UConn drew a friendly region in Seattle 3, which is led by No. 1 seed Virginia Tech and is rounded out by No. 3 Ohio State and No. 4 Tennessee.
Ohio State, their potential Sweet 16 matchup, struggles defensively, opening up opportunity for Fudd to lead a team that’s scored more than 90 points six times. It scored 86 against Iowa, another Big Ten team with defensive faults.
That leaves Virginia Tech, a hot team out of the ACC that rose into the No. 1-seed line late, and Tennessee, another hot team that has struggled against its tough nonconference schedule, likely waiting in the regional final.
The one downside is for the first time in a long time, UConn won’t play its regional games in its backyard of Connecticut or Albany, New York. It’s a cross-country trek to Seattle, though the city has been unofficially dubbed “UConn West.” The WNBA’s Storm have featured a number of UConn alumnae led by Bird and Stewart in previous seasons.
The greatest gift is avoiding South Carolina until the championship game, which would be an interesting rematch with Fudd on the floor leading a group of mostly former bench players thrown into starting minutes.
“We played so much of this season short-handed and it’s been hard, but I think it’s really helped us and brought us closer together,” Ducharme told SNY on Selection Sunday. “Now to have that knowing that we can play those hard minutes, but knowing that we have people that can come in and help us out, I think it just balances us out. It’s anyone’s night any night and we all know that.”
The Huskies have the advantage of rest and adding back key players to a roster that has, despite its close finishes, figured out how to win without them.

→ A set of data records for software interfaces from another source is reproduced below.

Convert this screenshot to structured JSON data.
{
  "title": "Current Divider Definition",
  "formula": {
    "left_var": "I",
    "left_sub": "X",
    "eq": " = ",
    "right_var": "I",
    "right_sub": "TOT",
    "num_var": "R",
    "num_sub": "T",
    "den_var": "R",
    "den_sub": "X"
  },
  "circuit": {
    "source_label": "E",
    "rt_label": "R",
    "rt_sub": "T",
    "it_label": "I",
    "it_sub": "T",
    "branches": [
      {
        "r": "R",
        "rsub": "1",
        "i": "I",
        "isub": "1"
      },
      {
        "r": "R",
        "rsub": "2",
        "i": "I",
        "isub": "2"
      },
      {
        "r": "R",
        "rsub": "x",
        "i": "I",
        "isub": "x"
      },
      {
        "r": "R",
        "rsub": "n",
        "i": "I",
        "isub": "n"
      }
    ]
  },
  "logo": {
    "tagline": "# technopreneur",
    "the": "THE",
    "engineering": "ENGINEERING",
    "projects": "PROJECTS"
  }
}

UConn’s Final Four streak hinges on the question of which UConn will show up: the UConn of February or the UConn of January that, with a healthier roster, looks a lot like the UConn of March and April the world has seen for 14 years?